Friday, July 13, 2012

`A Singular Sweet Scent in the Air'

Some smells are ambiguous, suggesting something edible but almost repellent, like strong cheeses. This is particularly true in other people’s houses. Is that cooking or sewage? Should I savor it or breathe through my mouth? Once as a reporter in Indiana, I accompanied police and volunteers on a search for a missing man. It was a bright autumn day and we walked through plowed fields, apple orchards and woodland. The air was fresh and alive with pleasant smells until another scent seeped in and a nearby searcher found the missing man’s body slumped against the trunk of a tree. I had smelled decomposition before but the gradual transition from apples and goldenrod to rotting flesh was jolting and, like many smells, is preserved in olfactory memory. 

Last weekend in the garden I smelled a musk-like scent, almost unpleasant but dubiously appealing. It was something in the soil, a rotting smell but drily rotting, redolent of minerals and decaying vegetation, not flesh. I localized but never found out what it was, and four days later, after much rain, it had vanished. Smells, like half-remembered pieces of music, sometimes nag at me, eluding identification. Here is Thoreau’s description of this phenomenon, from his journal entry for Sept. 12, 1851: 

“When I got into the Lincoln Road, I perceived a singular sweet scent in the air, which I suspected arose from some plant now in a peculiar state owing to the season, but though I smelled everything around, I could not detect it, but the more eagerly I smelled, the further I seemed to be from finding it; but when I gave up the search, again it would be wafted to me. It was one of the sweet scents which go to make the autumn air, which fed my sense of smell rarely and dilated my nostrils. I felt the better for it. Methinks that I possess the sense of smell in greater perfection than usual, and have the habit of smelling of every plant I pluck. How autumnal is the scent of rip grapes now by the roadside!”

Thoreau’s quest to identify the seasonal scent reminds me of the enigmatic parable  he weaves into the conclusion of Walden (for a possible solution to it, see Guy Davenport’s “The Concord Sonata” in A Table of Green Fields, 1993):

“I long ago lost a hound, a bay horse, and a turtle-dove, and am still on their trail. Many are the travelers I have spoken concerning them, describing their tracks and what calls they answered to. I have met one or two who have heard the hound, and the tramp of the horse, and even seen the dove disappear behind a cloud, and they seemed as anxious to recover them as if they had lost them themselves.”

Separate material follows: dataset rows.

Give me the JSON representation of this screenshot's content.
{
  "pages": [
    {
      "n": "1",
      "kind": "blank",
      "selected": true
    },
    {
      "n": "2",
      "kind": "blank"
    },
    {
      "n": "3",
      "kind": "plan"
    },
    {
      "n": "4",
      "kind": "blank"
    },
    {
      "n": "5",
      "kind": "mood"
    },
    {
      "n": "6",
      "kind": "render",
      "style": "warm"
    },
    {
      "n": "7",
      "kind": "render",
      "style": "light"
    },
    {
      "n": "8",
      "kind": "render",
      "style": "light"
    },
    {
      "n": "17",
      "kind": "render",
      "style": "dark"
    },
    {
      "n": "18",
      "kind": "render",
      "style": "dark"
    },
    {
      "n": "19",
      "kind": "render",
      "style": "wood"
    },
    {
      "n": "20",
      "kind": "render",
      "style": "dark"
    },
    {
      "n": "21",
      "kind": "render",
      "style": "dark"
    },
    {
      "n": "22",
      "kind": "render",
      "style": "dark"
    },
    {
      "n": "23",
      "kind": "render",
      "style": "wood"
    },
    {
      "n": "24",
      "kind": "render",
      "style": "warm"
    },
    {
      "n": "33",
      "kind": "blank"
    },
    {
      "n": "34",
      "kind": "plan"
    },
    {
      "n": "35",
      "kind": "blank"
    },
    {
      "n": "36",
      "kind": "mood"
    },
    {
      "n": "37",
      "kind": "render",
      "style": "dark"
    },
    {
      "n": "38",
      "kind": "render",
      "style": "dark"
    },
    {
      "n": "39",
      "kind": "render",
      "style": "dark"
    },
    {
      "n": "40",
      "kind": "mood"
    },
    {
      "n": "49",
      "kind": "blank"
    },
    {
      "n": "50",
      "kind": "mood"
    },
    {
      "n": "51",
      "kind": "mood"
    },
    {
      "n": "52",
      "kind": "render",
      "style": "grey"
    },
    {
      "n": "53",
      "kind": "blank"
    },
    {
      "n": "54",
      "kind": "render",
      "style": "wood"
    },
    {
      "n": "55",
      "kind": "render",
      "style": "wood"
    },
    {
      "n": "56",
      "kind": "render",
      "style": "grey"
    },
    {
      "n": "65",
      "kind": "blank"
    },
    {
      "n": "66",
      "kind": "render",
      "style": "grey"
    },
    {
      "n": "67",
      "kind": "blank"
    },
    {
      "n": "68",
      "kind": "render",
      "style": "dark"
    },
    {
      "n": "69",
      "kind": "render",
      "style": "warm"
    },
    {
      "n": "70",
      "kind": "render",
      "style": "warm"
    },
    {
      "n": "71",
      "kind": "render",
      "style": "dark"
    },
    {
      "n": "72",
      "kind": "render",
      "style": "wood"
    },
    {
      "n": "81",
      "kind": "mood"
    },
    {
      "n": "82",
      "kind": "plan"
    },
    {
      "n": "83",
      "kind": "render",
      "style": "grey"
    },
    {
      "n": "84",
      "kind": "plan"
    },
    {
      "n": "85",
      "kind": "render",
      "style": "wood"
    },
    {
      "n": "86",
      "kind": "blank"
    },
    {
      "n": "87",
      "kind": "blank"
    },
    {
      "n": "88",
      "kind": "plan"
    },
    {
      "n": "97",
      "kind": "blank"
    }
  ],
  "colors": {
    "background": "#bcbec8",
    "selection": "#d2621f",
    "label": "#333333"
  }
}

Sometimes, especially when he’s not harping on politics, Thoreau seems more alive than most people, his senses sharper and more acute. That’s when I like him most. Here’s another journal entry about smell, written just thirteen days after the one quoted above:

“Some men are excited by the smell of burning powder, but I thought in my dream last night how much saner to be excited by the smell of new bread.”

1 comment:

Roger Boylan said...

And then stray woodsmoke streaks through the air and I'm back, instantly, on the forested slopes of Mont Voiron, outside of Geneva, where even in the late 20th century, and only a few miles from the city's boulevards, there lived woodsmen and foresters in small huts, as their ancestors had since the Middle Ages, tending the forest. Having seen them, I feel, indeed, that I've seen the Middle Ages....sorry to go on like this. But the subject of olfactory association is vast.